The Roomba 980 is field-proven and market-leading. It’s one of the best robot vacuums available, if not the best one outright. It’s got a great mapping and navigation system, and the Virtual Wall barriers can custom-tailor your cleaning sessions to your exact needs without spending a lot of money.
Some things are the same on the Roomba i7 vs 980 models. Both have the same AeroVac technology paired with the Generation 3 vacuum motor. This system yields ten times the suction of the entry-level series and five times the suction of the Roomba 960.
Both models use the vSLAM system (visual Simultaneous Localization Area Mapping) to map out the floorplan and remember where they were at before recharging. This system means that each of these robots has a camera for visual navigation. This camera must be kept clean or the robot can’t find its way around.
Both machines offer sophisticated mapping, even though each is using a different system. What both offer is the ability to check on what’s been cleaned so far.
The biggest difference is the persistent mapping ability offered by the Roomba i7 vs 980 mapping that has to be recalculated every time the machine runs. With persistent mapping and the ability to store 10 different floorplans, the i7 can run on every floor of a building or even in different buildings and still know where it is when you set it down.
Obviously, the optional charging base is quite a difference, but it does cost a good amount extra. Without the Clean Base emptying system, the i7 and 980 are comparable on price. The 980 has an established track record and while its navigation and mapping are slightly more primitive than the i7, we know for sure this system will get the job done.

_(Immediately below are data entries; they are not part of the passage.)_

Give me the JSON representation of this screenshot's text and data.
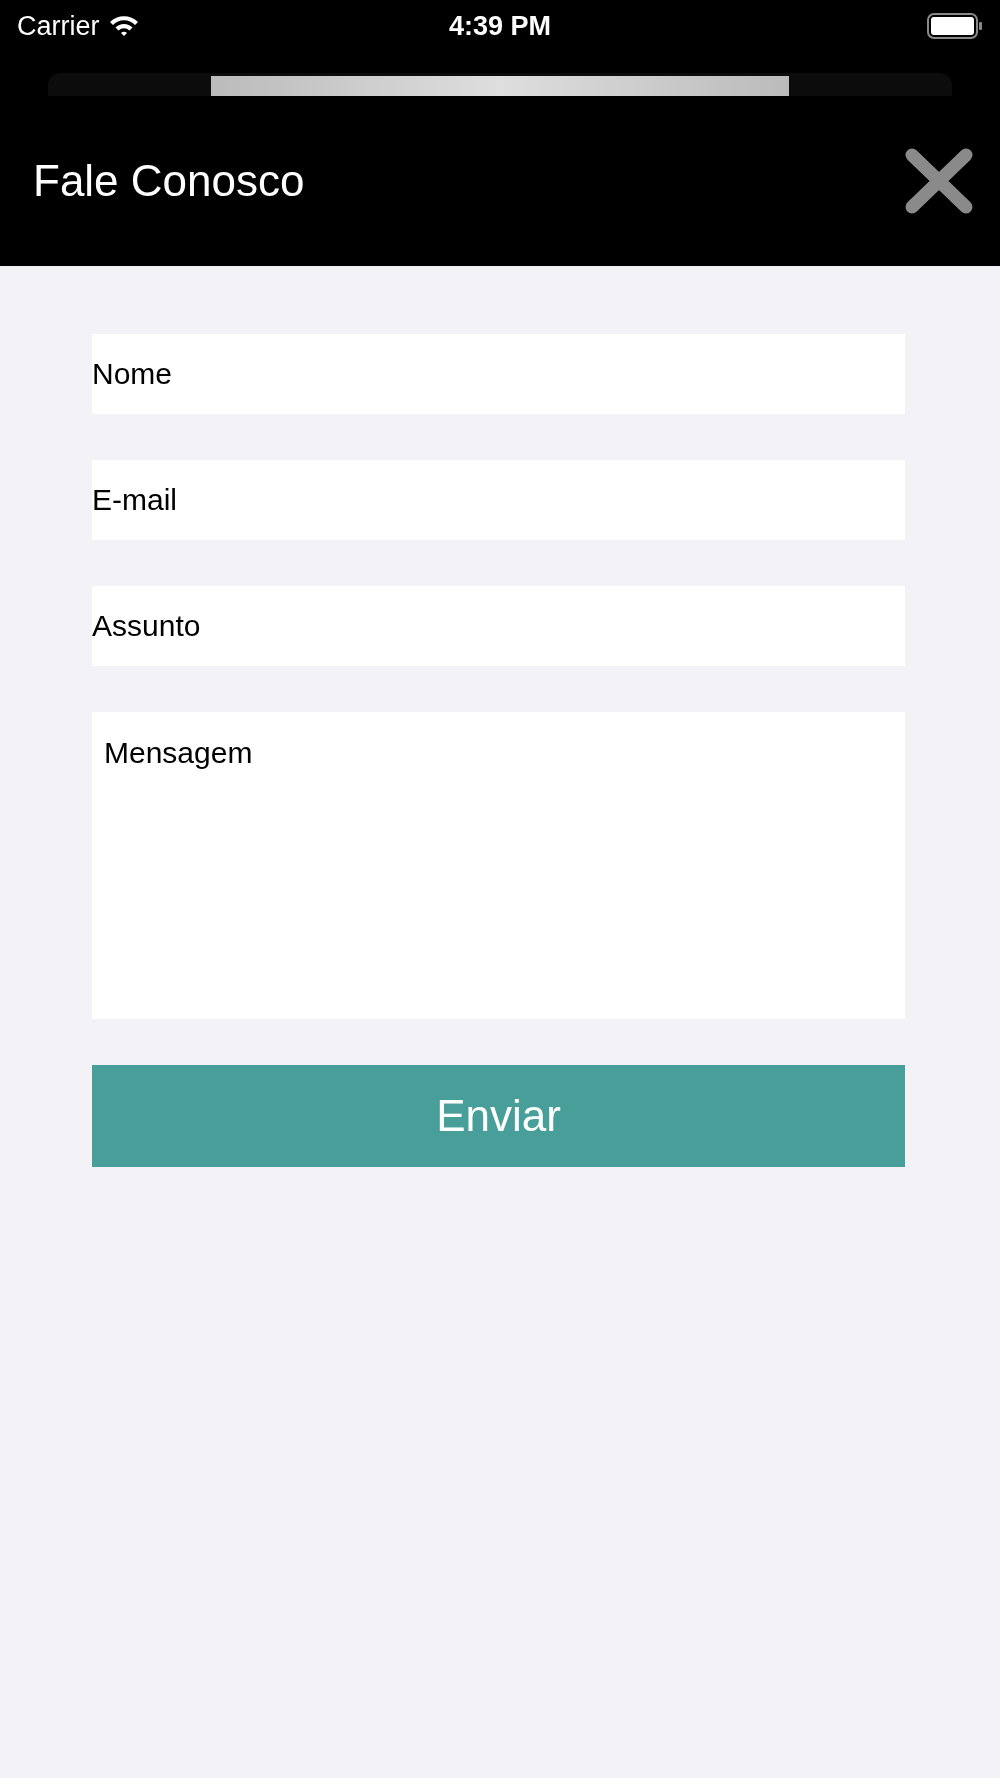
{
  "status_bar": {
    "carrier": "Carrier",
    "time": "4:39 PM"
  },
  "header": {
    "title": "Fale Conosco"
  },
  "form": {
    "fields": [
      {
        "kind": "input",
        "placeholder": "Nome"
      },
      {
        "kind": "input",
        "placeholder": "E-mail"
      },
      {
        "kind": "input",
        "placeholder": "Assunto"
      },
      {
        "kind": "textarea",
        "placeholder": "Mensagem"
      }
    ],
    "submit": "Enviar"
  }
}
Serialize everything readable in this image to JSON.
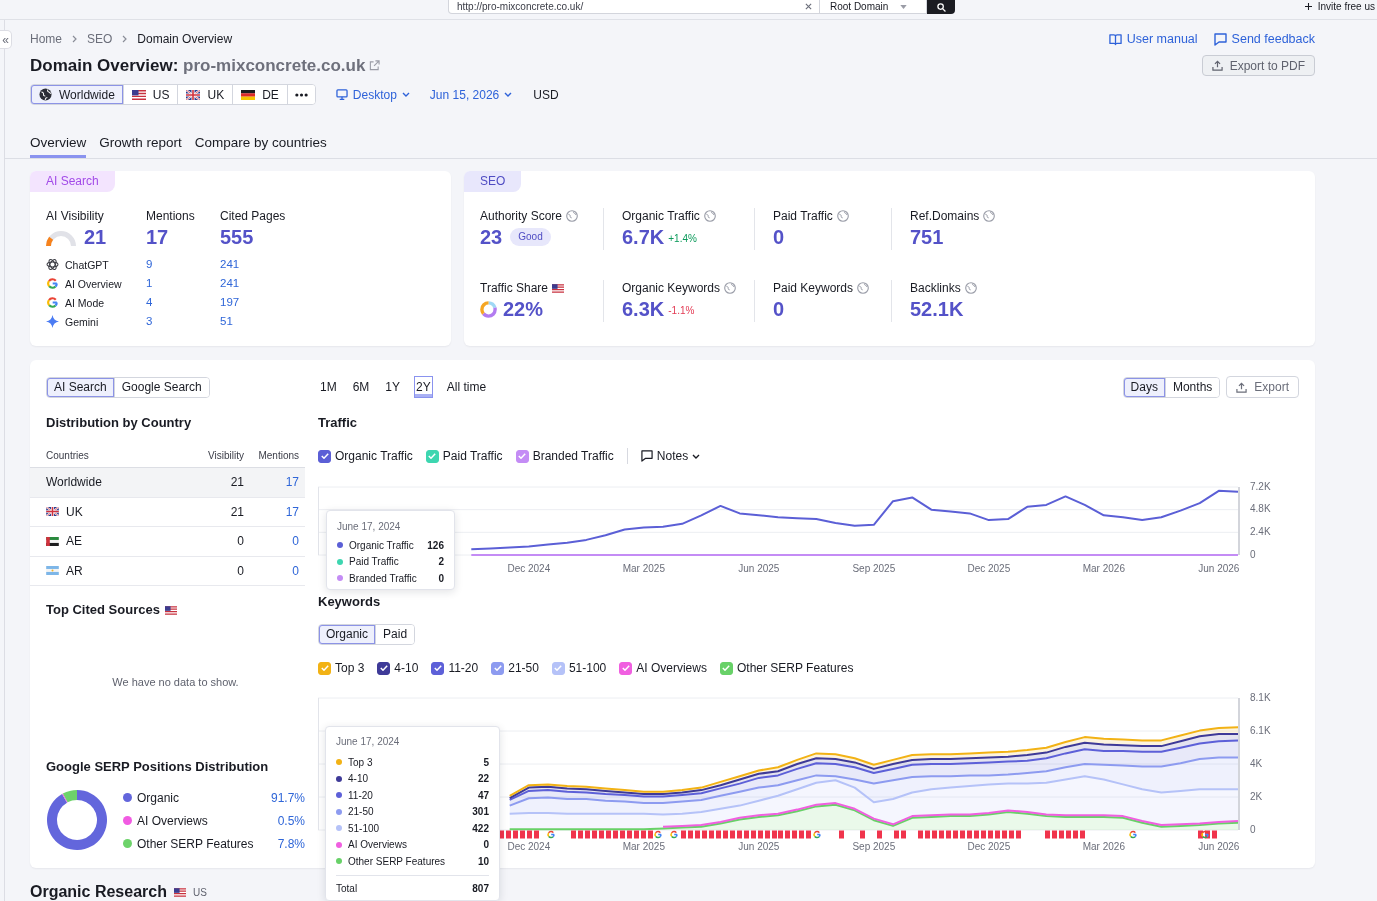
{
  "top_bar": {
    "search": {
      "value": "http://pro-mixconcrete.co.uk/"
    },
    "scope": "Root Domain",
    "invite": "Invite free us"
  },
  "sidebar_toggle": "«",
  "breadcrumbs": [
    "Home",
    "SEO",
    "Domain Overview"
  ],
  "help_links": [
    {
      "kind": "manual",
      "label": "User manual"
    },
    {
      "kind": "feedback",
      "label": "Send feedback"
    }
  ],
  "title": {
    "prefix": "Domain Overview:",
    "domain": "pro-mixconcrete.co.uk"
  },
  "export_button": "Export to PDF",
  "locations": [
    {
      "label": "Worldwide",
      "flag": {
        "kind": "world"
      },
      "selected": true
    },
    {
      "label": "US",
      "flag": {
        "kind": "us"
      },
      "selected": false
    },
    {
      "label": "UK",
      "flag": {
        "kind": "gb"
      },
      "selected": false
    },
    {
      "label": "DE",
      "flag": {
        "kind": "de"
      },
      "selected": false
    }
  ],
  "device": "Desktop",
  "date": "Jun 15, 2026",
  "currency": "USD",
  "tabs": [
    {
      "label": "Overview",
      "selected": true
    },
    {
      "label": "Growth report",
      "selected": false
    },
    {
      "label": "Compare by countries",
      "selected": false
    }
  ],
  "ai_search": {
    "tag": "AI Search",
    "columns": [
      {
        "label": "AI Visibility",
        "value": "21",
        "level": 0.21
      },
      {
        "label": "Mentions",
        "value": "17"
      },
      {
        "label": "Cited Pages",
        "value": "555"
      }
    ],
    "platforms": [
      {
        "name": "ChatGPT",
        "kind": "chatgpt",
        "mentions": "9",
        "cited": "241"
      },
      {
        "name": "AI Overview",
        "kind": "google",
        "mentions": "1",
        "cited": "241"
      },
      {
        "name": "AI Mode",
        "kind": "google",
        "mentions": "4",
        "cited": "197"
      },
      {
        "name": "Gemini",
        "kind": "gemini",
        "mentions": "3",
        "cited": "51"
      }
    ]
  },
  "seo": {
    "tag": "SEO",
    "metrics": [
      {
        "label": "Authority Score",
        "kind": "score",
        "value": "23",
        "badge": "Good"
      },
      {
        "label": "Organic Traffic",
        "kind": "delta",
        "value": "6.7K",
        "change": "+1.4%",
        "positive": true
      },
      {
        "label": "Paid Traffic",
        "kind": "plain",
        "value": "0"
      },
      {
        "label": "Ref.Domains",
        "kind": "plain",
        "value": "751"
      },
      {
        "label": "Traffic Share",
        "kind": "share",
        "flag": {
          "kind": "us"
        },
        "value": "22%"
      },
      {
        "label": "Organic Keywords",
        "kind": "delta",
        "value": "6.3K",
        "change": "-1.1%",
        "positive": false
      },
      {
        "label": "Paid Keywords",
        "kind": "plain",
        "value": "0"
      },
      {
        "label": "Backlinks",
        "kind": "plain",
        "value": "52.1K"
      }
    ]
  },
  "panel": {
    "source_toggle": [
      {
        "label": "AI Search",
        "selected": true
      },
      {
        "label": "Google Search",
        "selected": false
      }
    ],
    "distribution": {
      "title": "Distribution by Country",
      "columns": [
        "Countries",
        "Visibility",
        "Mentions"
      ],
      "rows": [
        {
          "country": "Worldwide",
          "visibility": "21",
          "mentions": "17",
          "selected": true
        },
        {
          "country": "UK",
          "flag": {
            "kind": "gb"
          },
          "visibility": "21",
          "mentions": "17",
          "selected": false
        },
        {
          "country": "AE",
          "flag": {
            "kind": "ae"
          },
          "visibility": "0",
          "mentions": "0",
          "selected": false
        },
        {
          "country": "AR",
          "flag": {
            "kind": "ar"
          },
          "visibility": "0",
          "mentions": "0",
          "selected": false
        }
      ]
    },
    "top_cited": {
      "title": "Top Cited Sources",
      "flag": {
        "kind": "us"
      },
      "empty": "We have no data to show."
    },
    "serp_distribution": {
      "title": "Google SERP Positions Distribution",
      "chart_data": {
        "type": "donut",
        "categories": [
          "Organic",
          "AI Overviews",
          "Other SERP Features"
        ],
        "values": [
          91.7,
          0.5,
          7.8
        ]
      },
      "legend": [
        {
          "share": "91.7%",
          "color": "#6366dc"
        },
        {
          "share": "0.5%",
          "color": "#f15be2"
        },
        {
          "share": "7.8%",
          "color": "#6dd36a"
        }
      ]
    },
    "ranges": [
      {
        "label": "1M",
        "selected": false
      },
      {
        "label": "6M",
        "selected": false
      },
      {
        "label": "1Y",
        "selected": false
      },
      {
        "label": "2Y",
        "selected": true
      },
      {
        "label": "All time",
        "selected": false
      }
    ],
    "granularity": [
      {
        "label": "Days",
        "selected": true
      },
      {
        "label": "Months",
        "selected": false
      }
    ],
    "export": "Export",
    "traffic": {
      "title": "Traffic",
      "legend": [
        {
          "label": "Organic Traffic",
          "checked": true
        },
        {
          "label": "Paid Traffic",
          "checked": true
        },
        {
          "label": "Branded Traffic",
          "checked": true
        }
      ],
      "notes": "Notes",
      "chart_data": {
        "type": "line",
        "grid": true,
        "categories": [
          null,
          null,
          null,
          null,
          null,
          null,
          null,
          null,
          null,
          null,
          null,
          "Dec 2024",
          null,
          null,
          null,
          null,
          null,
          "Mar 2025",
          null,
          null,
          null,
          null,
          null,
          "Jun 2025",
          null,
          null,
          null,
          null,
          null,
          "Sep 2025",
          null,
          null,
          null,
          null,
          null,
          "Dec 2025",
          null,
          null,
          null,
          null,
          null,
          "Mar 2026",
          null,
          null,
          null,
          null,
          null,
          "Jun 2026",
          null
        ],
        "ylim": [
          0,
          7200
        ],
        "yticks": [
          {
            "value": 0,
            "label": "0"
          },
          {
            "value": 2400,
            "label": "2.4K"
          },
          {
            "value": 4800,
            "label": "4.8K"
          },
          {
            "value": 7200,
            "label": "7.2K"
          }
        ],
        "series": [
          {
            "name": "Organic Traffic",
            "color": "#5b5fd6",
            "values": [
              null,
              null,
              null,
              null,
              null,
              null,
              null,
              null,
              600,
              700,
              800,
              900,
              1100,
              1300,
              1600,
              2100,
              2700,
              2900,
              3000,
              3300,
              4200,
              5200,
              4400,
              4200,
              4000,
              3900,
              3800,
              3400,
              3100,
              3200,
              5700,
              6100,
              4800,
              4600,
              4400,
              3700,
              3800,
              5100,
              5300,
              6200,
              5300,
              4200,
              4000,
              3700,
              4000,
              4700,
              5500,
              6800,
              6700
            ]
          },
          {
            "name": "Paid Traffic",
            "color": "#3dd6b0",
            "values": [
              null,
              null,
              null,
              null,
              null,
              null,
              null,
              null,
              null,
              null,
              null,
              null,
              null,
              null,
              null,
              null,
              null,
              null,
              null,
              null,
              null,
              null,
              null,
              null,
              null,
              null,
              null,
              null,
              null,
              null,
              null,
              null,
              null,
              null,
              null,
              null,
              null,
              null,
              null,
              null,
              null,
              null,
              null,
              null,
              null,
              null,
              null,
              null,
              null
            ]
          },
          {
            "name": "Branded Traffic",
            "color": "#c48cf5",
            "values": [
              null,
              null,
              null,
              null,
              null,
              null,
              null,
              null,
              0,
              0,
              0,
              0,
              0,
              0,
              0,
              0,
              0,
              0,
              0,
              0,
              0,
              0,
              0,
              0,
              0,
              0,
              0,
              0,
              0,
              0,
              0,
              0,
              0,
              0,
              0,
              0,
              0,
              0,
              0,
              0,
              0,
              0,
              0,
              0,
              0,
              0,
              0,
              0,
              0
            ]
          }
        ]
      },
      "tooltip": {
        "date": "June 17, 2024",
        "values": [
          "126",
          "2",
          "0"
        ]
      }
    },
    "keywords": {
      "title": "Keywords",
      "types": [
        {
          "label": "Organic",
          "selected": true
        },
        {
          "label": "Paid",
          "selected": false
        }
      ],
      "legend": [
        {
          "label": "Top 3",
          "checked": true
        },
        {
          "label": "4-10",
          "checked": true
        },
        {
          "label": "11-20",
          "checked": true
        },
        {
          "label": "21-50",
          "checked": true
        },
        {
          "label": "51-100",
          "checked": true
        },
        {
          "label": "AI Overviews",
          "checked": true
        },
        {
          "label": "Other SERP Features",
          "checked": true
        }
      ],
      "chart_data": {
        "type": "area",
        "grid": true,
        "categories": [
          null,
          null,
          null,
          null,
          null,
          null,
          null,
          null,
          null,
          null,
          null,
          "Dec 2024",
          null,
          null,
          null,
          null,
          null,
          "Mar 2025",
          null,
          null,
          null,
          null,
          null,
          "Jun 2025",
          null,
          null,
          null,
          null,
          null,
          "Sep 2025",
          null,
          null,
          null,
          null,
          null,
          "Dec 2025",
          null,
          null,
          null,
          null,
          null,
          "Mar 2026",
          null,
          null,
          null,
          null,
          null,
          "Jun 2026",
          null
        ],
        "ylim": [
          0,
          8100
        ],
        "yticks": [
          {
            "value": 0,
            "label": "0"
          },
          {
            "value": 2025,
            "label": "2K"
          },
          {
            "value": 4050,
            "label": "4K"
          },
          {
            "value": 6075,
            "label": "6.1K"
          },
          {
            "value": 8100,
            "label": "8.1K"
          }
        ],
        "series": [
          {
            "name": "Top 3",
            "color": "#f2b215",
            "values": [
              null,
              null,
              null,
              null,
              null,
              null,
              null,
              null,
              null,
              null,
              2100,
              2750,
              2800,
              2700,
              2650,
              2550,
              2450,
              2350,
              2350,
              2450,
              2600,
              2950,
              3300,
              3650,
              3850,
              4300,
              4700,
              4650,
              4400,
              4000,
              4300,
              4600,
              4650,
              4650,
              4700,
              4750,
              4800,
              4900,
              5050,
              5400,
              5700,
              5600,
              5550,
              5500,
              5500,
              5800,
              6100,
              6250,
              6300
            ]
          },
          {
            "name": "4-10",
            "color": "#3e3a98",
            "values": [
              null,
              null,
              null,
              null,
              null,
              null,
              null,
              null,
              null,
              null,
              1950,
              2600,
              2650,
              2550,
              2500,
              2400,
              2300,
              2200,
              2200,
              2300,
              2450,
              2750,
              3100,
              3450,
              3600,
              4050,
              4400,
              4350,
              4150,
              3750,
              4050,
              4300,
              4350,
              4350,
              4400,
              4450,
              4500,
              4600,
              4750,
              5100,
              5350,
              5250,
              5200,
              5150,
              5150,
              5450,
              5750,
              5900,
              5900
            ]
          },
          {
            "name": "11-20",
            "color": "#5d60d8",
            "values": [
              null,
              null,
              null,
              null,
              null,
              null,
              null,
              null,
              null,
              null,
              1850,
              2400,
              2450,
              2350,
              2300,
              2200,
              2150,
              2050,
              2050,
              2150,
              2250,
              2550,
              2850,
              3200,
              3350,
              3750,
              4100,
              4050,
              3850,
              3500,
              3750,
              4000,
              4050,
              4050,
              4100,
              4150,
              4200,
              4250,
              4400,
              4700,
              4950,
              4850,
              4850,
              4800,
              4800,
              5050,
              5300,
              5450,
              5500
            ]
          },
          {
            "name": "21-50",
            "color": "#8d9bf0",
            "values": [
              null,
              null,
              null,
              null,
              null,
              null,
              null,
              null,
              null,
              null,
              1500,
              1950,
              2000,
              1900,
              1900,
              1800,
              1750,
              1650,
              1650,
              1750,
              1850,
              2100,
              2350,
              2600,
              2750,
              3050,
              3350,
              3300,
              3100,
              2850,
              3050,
              3250,
              3300,
              3300,
              3350,
              3350,
              3400,
              3500,
              3600,
              3850,
              4050,
              4000,
              3950,
              3900,
              3900,
              4100,
              4350,
              4450,
              4450
            ]
          },
          {
            "name": "51-100",
            "color": "#b5c2f8",
            "values": [
              null,
              null,
              null,
              null,
              null,
              null,
              null,
              null,
              null,
              null,
              1000,
              1050,
              1050,
              1000,
              1000,
              1000,
              1000,
              1000,
              950,
              1000,
              1100,
              1300,
              1500,
              1800,
              2100,
              2500,
              2900,
              3050,
              2600,
              1700,
              1900,
              2300,
              2500,
              2600,
              2700,
              2800,
              2850,
              2850,
              2900,
              3100,
              3300,
              3100,
              2800,
              2500,
              2300,
              2400,
              2500,
              2500,
              2500
            ]
          },
          {
            "name": "AI Overviews",
            "color": "#f05fe0",
            "values": [
              null,
              null,
              null,
              null,
              null,
              null,
              null,
              null,
              null,
              null,
              null,
              null,
              null,
              null,
              null,
              null,
              null,
              null,
              200,
              250,
              300,
              500,
              750,
              900,
              1000,
              1250,
              1550,
              1650,
              1300,
              700,
              350,
              850,
              900,
              950,
              950,
              1050,
              1200,
              1100,
              950,
              900,
              900,
              900,
              850,
              550,
              300,
              350,
              400,
              500,
              550
            ]
          },
          {
            "name": "Other SERP Features",
            "color": "#68d168",
            "values": [
              null,
              null,
              null,
              null,
              null,
              null,
              null,
              null,
              null,
              null,
              50,
              50,
              50,
              50,
              50,
              50,
              50,
              50,
              100,
              150,
              200,
              400,
              650,
              800,
              900,
              1150,
              1450,
              1550,
              1200,
              600,
              250,
              750,
              800,
              850,
              850,
              950,
              1100,
              1000,
              850,
              800,
              800,
              800,
              750,
              450,
              200,
              250,
              300,
              400,
              450
            ]
          }
        ]
      },
      "tooltip": {
        "date": "June 17, 2024",
        "values": [
          "5",
          "22",
          "47",
          "301",
          "422",
          "0",
          "10"
        ],
        "total_label": "Total",
        "total": "807"
      }
    }
  },
  "organic_research": {
    "title": "Organic Research",
    "flag": {
      "kind": "us"
    },
    "database": "US"
  }
}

On the other hand, the i7, even without the Clean Base recharger and emptier, does have game-changing technology with its persistent mapping system, which allows you to send the robot to clean a specific place at a specific time.
The Roomba 980 can’t do this because it can’t store mapping in the cloud like the i7 can. However, if you don’t have an internet router or another way to get online via Wi-Fi, the i7 isn’t able to store or recall its maps, making the 980 a more attractive choice.
I’m recommending the i7 because it has the same performance and adds some game-changing features. You can buy the machine without the Clean Base to save some money, then add it later if you want it. In the meantime, you’d have all the good stuff the 980 has, plus the map storage in the cloud and more sophisticated navigation.
I really don’t think you can go wrong choosing the Roomba i7 in this comparison.
- The Roomba i7 is compatible with a Clean Base Automatic Dirt Disposal so your i7 robot vacuum can empty its own bin. (Clean Base sold separately)
- Power-Lifting Suction delivers 10X the air power* for improved pick-up performance. Premium 3-Stage Cleaning System cleans the dirt and pet hair you see and the allergens and dust you don't. *(Compared to Roomba 600 Series)
- Imprint Smart Mapping enables the robot to learn, map and adapt to your home. If crumbs spill on the floor as you’re racing out the door, you can simply tell the Roomba i series robot to immediately clean the kitchen either using your Alexa or the Google Voice Assistant.
- Intelligently maps and remembers multiple floor plans to clean your entire home. Patented iAdapt 3.0 technology with vSLAM navigation actively captures thousands of precise measurements to optimize coverage. Keep Out Zones let you control areas that you want the robot to avoid.
- Imprint Link Technology allows Roomba i7 and Braava jet m6 robots to automatically clean in sequence – vacuuming and then mopping.